━━ Working data

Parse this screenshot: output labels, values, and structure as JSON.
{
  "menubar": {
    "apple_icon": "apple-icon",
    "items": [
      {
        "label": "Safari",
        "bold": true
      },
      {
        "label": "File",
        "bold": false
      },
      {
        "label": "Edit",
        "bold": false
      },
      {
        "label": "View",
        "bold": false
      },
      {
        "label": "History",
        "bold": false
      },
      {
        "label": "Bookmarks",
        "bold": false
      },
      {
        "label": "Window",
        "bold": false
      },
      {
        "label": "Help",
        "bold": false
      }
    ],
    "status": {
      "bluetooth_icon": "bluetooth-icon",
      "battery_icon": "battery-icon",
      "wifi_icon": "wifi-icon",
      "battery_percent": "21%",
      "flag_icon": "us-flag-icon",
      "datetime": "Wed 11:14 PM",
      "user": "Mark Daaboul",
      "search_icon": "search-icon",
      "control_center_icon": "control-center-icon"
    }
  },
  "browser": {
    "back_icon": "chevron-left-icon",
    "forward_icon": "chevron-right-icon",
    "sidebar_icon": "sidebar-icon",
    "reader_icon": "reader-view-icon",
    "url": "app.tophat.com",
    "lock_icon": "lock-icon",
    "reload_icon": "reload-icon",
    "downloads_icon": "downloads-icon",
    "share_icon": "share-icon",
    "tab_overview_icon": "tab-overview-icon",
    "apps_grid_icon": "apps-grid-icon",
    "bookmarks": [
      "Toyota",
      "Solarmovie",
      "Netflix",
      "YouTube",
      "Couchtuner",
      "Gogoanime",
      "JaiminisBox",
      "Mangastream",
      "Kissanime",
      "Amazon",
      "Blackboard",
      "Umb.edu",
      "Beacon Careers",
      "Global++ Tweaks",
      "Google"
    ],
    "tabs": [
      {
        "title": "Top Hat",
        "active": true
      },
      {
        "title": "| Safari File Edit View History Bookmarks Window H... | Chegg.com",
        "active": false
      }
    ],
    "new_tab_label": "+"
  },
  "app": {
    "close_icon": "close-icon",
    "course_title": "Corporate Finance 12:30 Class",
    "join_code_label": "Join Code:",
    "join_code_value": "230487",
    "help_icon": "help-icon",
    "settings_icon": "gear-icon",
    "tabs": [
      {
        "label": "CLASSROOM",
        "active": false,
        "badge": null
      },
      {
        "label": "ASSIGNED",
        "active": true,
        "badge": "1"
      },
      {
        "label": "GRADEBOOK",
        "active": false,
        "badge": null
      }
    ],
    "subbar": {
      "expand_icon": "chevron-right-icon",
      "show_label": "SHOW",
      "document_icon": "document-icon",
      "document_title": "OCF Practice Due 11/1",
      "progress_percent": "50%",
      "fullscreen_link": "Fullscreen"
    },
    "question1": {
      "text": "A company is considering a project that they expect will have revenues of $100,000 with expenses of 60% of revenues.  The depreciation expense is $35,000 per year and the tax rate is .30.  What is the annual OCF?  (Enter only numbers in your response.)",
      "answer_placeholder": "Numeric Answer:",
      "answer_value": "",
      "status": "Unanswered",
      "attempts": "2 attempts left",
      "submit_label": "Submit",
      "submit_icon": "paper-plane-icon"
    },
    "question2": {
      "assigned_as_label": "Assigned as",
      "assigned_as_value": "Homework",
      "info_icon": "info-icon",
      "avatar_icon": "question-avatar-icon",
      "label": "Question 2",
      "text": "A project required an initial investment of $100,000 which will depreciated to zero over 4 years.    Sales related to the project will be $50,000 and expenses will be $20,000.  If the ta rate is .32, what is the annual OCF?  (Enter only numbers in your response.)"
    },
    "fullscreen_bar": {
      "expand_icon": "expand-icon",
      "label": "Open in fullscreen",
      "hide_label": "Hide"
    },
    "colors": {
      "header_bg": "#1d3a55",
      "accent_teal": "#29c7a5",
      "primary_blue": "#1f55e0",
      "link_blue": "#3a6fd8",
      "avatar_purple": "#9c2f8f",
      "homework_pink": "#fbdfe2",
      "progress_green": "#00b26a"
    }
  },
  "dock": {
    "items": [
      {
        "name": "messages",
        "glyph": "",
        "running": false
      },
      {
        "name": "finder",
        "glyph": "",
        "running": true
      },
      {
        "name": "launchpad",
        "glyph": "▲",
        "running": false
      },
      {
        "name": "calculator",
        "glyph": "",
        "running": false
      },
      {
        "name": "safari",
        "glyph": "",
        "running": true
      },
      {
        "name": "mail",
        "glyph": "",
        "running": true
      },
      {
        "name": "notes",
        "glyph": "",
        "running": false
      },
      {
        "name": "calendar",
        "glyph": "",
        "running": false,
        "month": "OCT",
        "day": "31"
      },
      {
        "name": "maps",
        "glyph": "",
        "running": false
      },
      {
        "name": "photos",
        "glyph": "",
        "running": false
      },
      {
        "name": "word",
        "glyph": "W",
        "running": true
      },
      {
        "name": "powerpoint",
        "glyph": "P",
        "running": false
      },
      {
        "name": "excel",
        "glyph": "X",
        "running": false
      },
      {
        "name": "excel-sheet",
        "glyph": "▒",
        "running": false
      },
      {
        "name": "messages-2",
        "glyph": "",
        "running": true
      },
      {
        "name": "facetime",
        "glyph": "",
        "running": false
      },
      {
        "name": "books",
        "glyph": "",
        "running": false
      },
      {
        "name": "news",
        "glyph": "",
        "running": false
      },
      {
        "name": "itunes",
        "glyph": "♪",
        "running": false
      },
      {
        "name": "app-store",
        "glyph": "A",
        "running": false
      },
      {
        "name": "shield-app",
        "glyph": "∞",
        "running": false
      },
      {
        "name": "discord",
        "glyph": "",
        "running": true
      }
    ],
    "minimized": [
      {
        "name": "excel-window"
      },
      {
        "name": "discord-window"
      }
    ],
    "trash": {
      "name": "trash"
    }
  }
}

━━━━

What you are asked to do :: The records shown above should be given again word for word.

Reply to the exercise ::
Parse this screenshot: output labels, values, and structure as JSON.
{
  "menubar": {
    "apple_icon": "apple-icon",
    "items": [
      {
        "label": "Safari",
        "bold": true
      },
      {
        "label": "File",
        "bold": false
      },
      {
        "label": "Edit",
        "bold": false
      },
      {
        "label": "View",
        "bold": false
      },
      {
        "label": "History",
        "bold": false
      },
      {
        "label": "Bookmarks",
        "bold": false
      },
      {
        "label": "Window",
        "bold": false
      },
      {
        "label": "Help",
        "bold": false
      }
    ],
    "status": {
      "bluetooth_icon": "bluetooth-icon",
      "battery_icon": "battery-icon",
      "wifi_icon": "wifi-icon",
      "battery_percent": "21%",
      "flag_icon": "us-flag-icon",
      "datetime": "Wed 11:14 PM",
      "user": "Mark Daaboul",
      "search_icon": "search-icon",
      "control_center_icon": "control-center-icon"
    }
  },
  "browser": {
    "back_icon": "chevron-left-icon",
    "forward_icon": "chevron-right-icon",
    "sidebar_icon": "sidebar-icon",
    "reader_icon": "reader-view-icon",
    "url": "app.tophat.com",
    "lock_icon": "lock-icon",
    "reload_icon": "reload-icon",
    "downloads_icon": "downloads-icon",
    "share_icon": "share-icon",
    "tab_overview_icon": "tab-overview-icon",
    "apps_grid_icon": "apps-grid-icon",
    "bookmarks": [
      "Toyota",
      "Solarmovie",
      "Netflix",
      "YouTube",
      "Couchtuner",
      "Gogoanime",
      "JaiminisBox",
      "Mangastream",
      "Kissanime",
      "Amazon",
      "Blackboard",
      "Umb.edu",
      "Beacon Careers",
      "Global++ Tweaks",
      "Google"
    ],
    "tabs": [
      {
        "title": "Top Hat",
        "active": true
      },
      {
        "title": "| Safari File Edit View History Bookmarks Window H... | Chegg.com",
        "active": false
      }
    ],
    "new_tab_label": "+"
  },
  "app": {
    "close_icon": "close-icon",
    "course_title": "Corporate Finance 12:30 Class",
    "join_code_label": "Join Code:",
    "join_code_value": "230487",
    "help_icon": "help-icon",
    "settings_icon": "gear-icon",
    "tabs": [
      {
        "label": "CLASSROOM",
        "active": false,
        "badge": null
      },
      {
        "label": "ASSIGNED",
        "active": true,
        "badge": "1"
      },
      {
        "label": "GRADEBOOK",
        "active": false,
        "badge": null
      }
    ],
    "subbar": {
      "expand_icon": "chevron-right-icon",
      "show_label": "SHOW",
      "document_icon": "document-icon",
      "document_title": "OCF Practice Due 11/1",
      "progress_percent": "50%",
      "fullscreen_link": "Fullscreen"
    },
    "question1": {
      "text": "A company is considering a project that they expect will have revenues of $100,000 with expenses of 60% of revenues.  The depreciation expense is $35,000 per year and the tax rate is .30.  What is the annual OCF?  (Enter only numbers in your response.)",
      "answer_placeholder": "Numeric Answer:",
      "answer_value": "",
      "status": "Unanswered",
      "attempts": "2 attempts left",
      "submit_label": "Submit",
      "submit_icon": "paper-plane-icon"
    },
    "question2": {
      "assigned_as_label": "Assigned as",
      "assigned_as_value": "Homework",
      "info_icon": "info-icon",
      "avatar_icon": "question-avatar-icon",
      "label": "Question 2",
      "text": "A project required an initial investment of $100,000 which will depreciated to zero over 4 years.    Sales related to the project will be $50,000 and expenses will be $20,000.  If the ta rate is .32, what is the annual OCF?  (Enter only numbers in your response.)"
    },
    "fullscreen_bar": {
      "expand_icon": "expand-icon",
      "label": "Open in fullscreen",
      "hide_label": "Hide"
    },
    "colors": {
      "header_bg": "#1d3a55",
      "accent_teal": "#29c7a5",
      "primary_blue": "#1f55e0",
      "link_blue": "#3a6fd8",
      "avatar_purple": "#9c2f8f",
      "homework_pink": "#fbdfe2",
      "progress_green": "#00b26a"
    }
  },
  "dock": {
    "items": [
      {
        "name": "messages",
        "glyph": "",
        "running": false
      },
      {
        "name": "finder",
        "glyph": "",
        "running": true
      },
      {
        "name": "launchpad",
        "glyph": "▲",
        "running": false
      },
      {
        "name": "calculator",
        "glyph": "",
        "running": false
      },
      {
        "name": "safari",
        "glyph": "",
        "running": true
      },
      {
        "name": "mail",
        "glyph": "",
        "running": true
      },
      {
        "name": "notes",
        "glyph": "",
        "running": false
      },
      {
        "name": "calendar",
        "glyph": "",
        "running": false,
        "month": "OCT",
        "day": "31"
      },
      {
        "name": "maps",
        "glyph": "",
        "running": false
      },
      {
        "name": "photos",
        "glyph": "",
        "running": false
      },
      {
        "name": "word",
        "glyph": "W",
        "running": true
      },
      {
        "name": "powerpoint",
        "glyph": "P",
        "running": false
      },
      {
        "name": "excel",
        "glyph": "X",
        "running": false
      },
      {
        "name": "excel-sheet",
        "glyph": "▒",
        "running": false
      },
      {
        "name": "messages-2",
        "glyph": "",
        "running": true
      },
      {
        "name": "facetime",
        "glyph": "",
        "running": false
      },
      {
        "name": "books",
        "glyph": "",
        "running": false
      },
      {
        "name": "news",
        "glyph": "",
        "running": false
      },
      {
        "name": "itunes",
        "glyph": "♪",
        "running": false
      },
      {
        "name": "app-store",
        "glyph": "A",
        "running": false
      },
      {
        "name": "shield-app",
        "glyph": "∞",
        "running": false
      },
      {
        "name": "discord",
        "glyph": "",
        "running": true
      }
    ],
    "minimized": [
      {
        "name": "excel-window"
      },
      {
        "name": "discord-window"
      }
    ],
    "trash": {
      "name": "trash"
    }
  }
}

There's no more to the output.